Instead, he finds spaces that call to him. They seem to appear in neighborhoods at different stages of gentrification, from a residence in West Colfax to the industrial flank of Elyria-Swansea. Often enough, they are places where historic policies of housing discrimination kept black families down.
Then he approaches their owners.
“I don’t try to convince them, at all. It’s just, ‘Here’s who I am and what I do. Is this a fit?’ And if it’s not, we say peace and love and go our separate ways,” he says. “And if it is, I generally start working that day.”
“I don’t tell people what I’m going to paint ahead of time,” he says. “I don’t know what I’m going to paint.”
The work emerges as he spends time in a place. Sometimes it comes from conversation with the residents or the kids passing by. The site of his latest, largest work is frequented by young artists, and the drainage channel alongside the wall is scattered with the furniture of an encampment.
“I don’t know (what I’ll paint) because I don’t come into a space and insert my narrative … and say, ‘This fits, just deal with it,'” he explains.
“That’s the exact mentality I try to combat with my art, because that is destructive, and that oppresses people.”
His son, he says, is starting to understand. He’ll come and paint with his father. “I think he thinks it’s cool,” Belove says. “He’s of the age, the last year or so, we’ve been starting to dive into some of the deeper reasons behind it.”
It’s not just for his son.
These paintings are an invitation to engage.
The use of otherworldly colors delays the recognition of race, subverting the binary just as Belove did in declaring himself to be “purple.” It forces the white viewer to discard the old American frame of race, much like Kehinde Wiley’s paintings do by placing young black men in “traditional” Western portraits. Belove points to the Los Angeles artist El Mac’s painted mural faces as an inspiration.
“We’re still getting to a point where we’re recognizing the fully human nature of black people and black bodies,” Belove says.

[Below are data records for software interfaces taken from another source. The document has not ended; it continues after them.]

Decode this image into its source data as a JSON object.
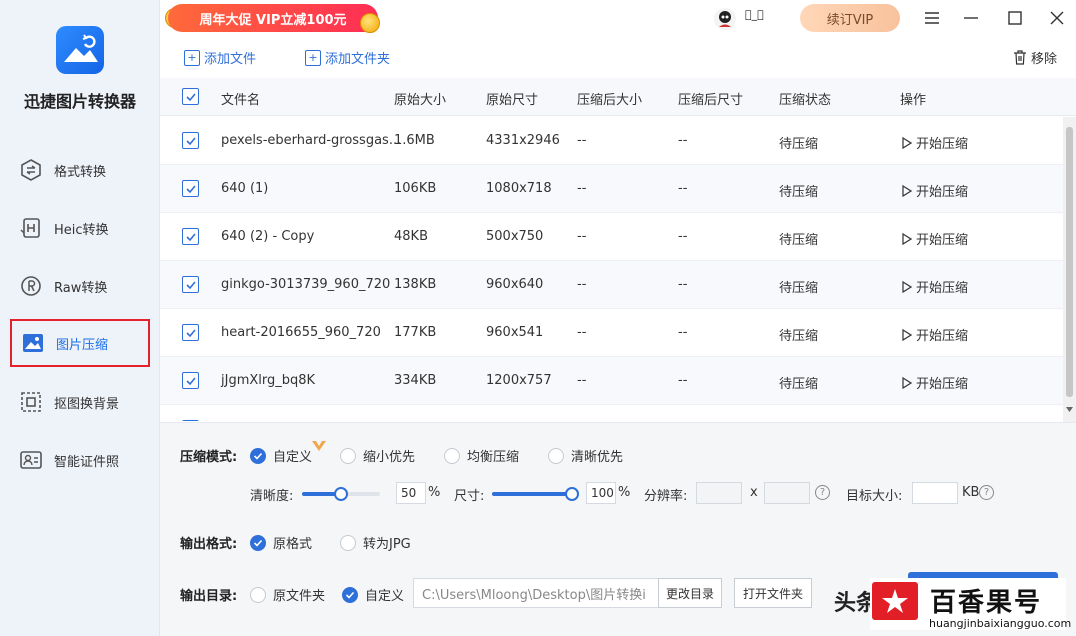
{
  "app": {
    "name": "迅捷图片转换器"
  },
  "sidebar": {
    "items": [
      {
        "label": "格式转换",
        "icon": "format-convert-icon"
      },
      {
        "label": "Heic转换",
        "icon": "heic-icon"
      },
      {
        "label": "Raw转换",
        "icon": "raw-icon"
      },
      {
        "label": "图片压缩",
        "icon": "image-compress-icon",
        "active": true
      },
      {
        "label": "抠图换背景",
        "icon": "cutout-icon"
      },
      {
        "label": "智能证件照",
        "icon": "id-photo-icon"
      }
    ]
  },
  "topbar": {
    "promo": "周年大促 VIP立减100元",
    "username": "\u0000_\u0000",
    "vip_button": "续订VIP"
  },
  "toolbar": {
    "add_file": "添加文件",
    "add_folder": "添加文件夹",
    "remove": "移除"
  },
  "table": {
    "columns": [
      "文件名",
      "原始大小",
      "原始尺寸",
      "压缩后大小",
      "压缩后尺寸",
      "压缩状态",
      "操作"
    ],
    "rows": [
      {
        "name": "pexels-eberhard-grossgas...",
        "size": "1.6MB",
        "dims": "4331x2946",
        "new_size": "--",
        "new_dims": "--",
        "status": "待压缩",
        "action": "开始压缩"
      },
      {
        "name": "640 (1)",
        "size": "106KB",
        "dims": "1080x718",
        "new_size": "--",
        "new_dims": "--",
        "status": "待压缩",
        "action": "开始压缩"
      },
      {
        "name": "640 (2) - Copy",
        "size": "48KB",
        "dims": "500x750",
        "new_size": "--",
        "new_dims": "--",
        "status": "待压缩",
        "action": "开始压缩"
      },
      {
        "name": "ginkgo-3013739_960_720",
        "size": "138KB",
        "dims": "960x640",
        "new_size": "--",
        "new_dims": "--",
        "status": "待压缩",
        "action": "开始压缩"
      },
      {
        "name": "heart-2016655_960_720",
        "size": "177KB",
        "dims": "960x541",
        "new_size": "--",
        "new_dims": "--",
        "status": "待压缩",
        "action": "开始压缩"
      },
      {
        "name": "jJgmXlrg_bq8K",
        "size": "334KB",
        "dims": "1200x757",
        "new_size": "--",
        "new_dims": "--",
        "status": "待压缩",
        "action": "开始压缩"
      }
    ]
  },
  "settings": {
    "mode_label": "压缩模式:",
    "modes": [
      "自定义",
      "缩小优先",
      "均衡压缩",
      "清晰优先"
    ],
    "mode_selected": 0,
    "clarity_label": "清晰度:",
    "clarity_value": "50",
    "clarity_fraction": 0.5,
    "size_label": "尺寸:",
    "size_value": "100",
    "size_fraction": 1.0,
    "percent": "%",
    "resolution_label": "分辨率:",
    "resolution_x": "x",
    "target_label": "目标大小:",
    "target_unit": "KB",
    "format_label": "输出格式:",
    "formats": [
      "原格式",
      "转为JPG"
    ],
    "format_selected": 0,
    "dir_label": "输出目录:",
    "dirs": [
      "原文件夹",
      "自定义"
    ],
    "dir_selected": 1,
    "path": "C:\\Users\\Mloong\\Desktop\\图片转换i",
    "change_dir": "更改目录",
    "open_folder": "打开文件夹"
  },
  "watermark": {
    "toutiao": "头条",
    "title": "百香果号",
    "url": "huangjinbaixiangguo.com"
  }
}
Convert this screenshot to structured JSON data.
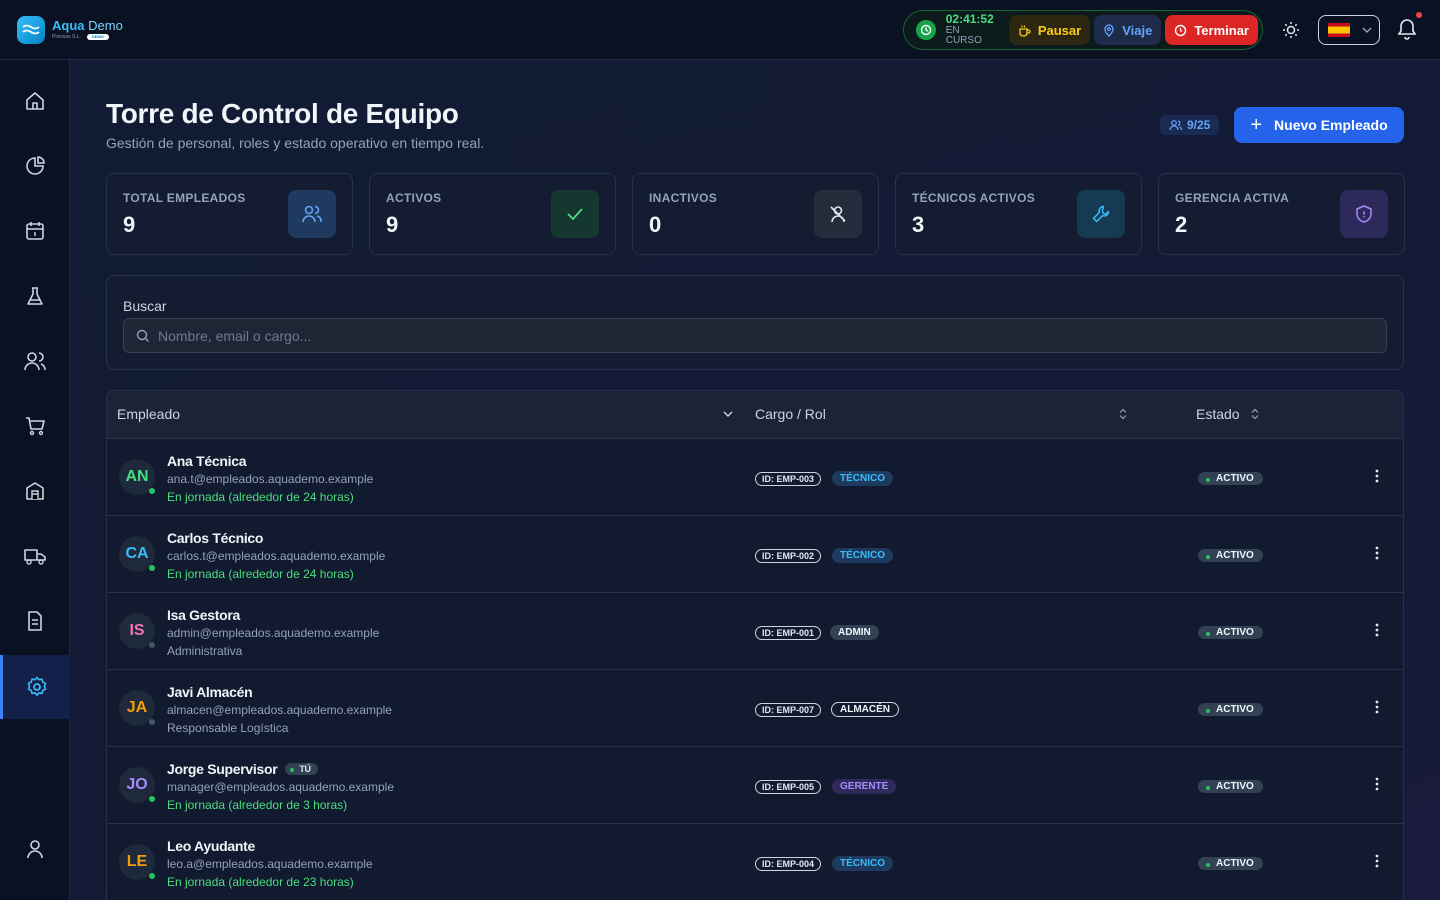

His son is “a lighter hue than me. But even so, if I paint his brown complexion … certain people just won’t have access because they’re going to say, ‘That’s less than, and I’m not buying in.’ And the whole point is to change that.”
There is a “post-racial aspect” to the images that he paints with rollers onto Denver’s walls, he says. Yet it is not a validation of the “I don’t see color” philosophy. It’s not meant to say that we can simply ignore race and the American laws that demeaned people as subhuman and undeserving.
“We absolutely created race, and it’s constantly changing,” he says, “and it’s a testament to the fact that it’s nothing but socially constructed — but it can be socially deconstructed.”
It’s a reminder, he writes: “you are welcome. come and share in our humanity. but do not use our humanity for your sustenance only to toss our bodies to the side once you’ve had your fill and they are no longer of use to you. collectively we deserve better.”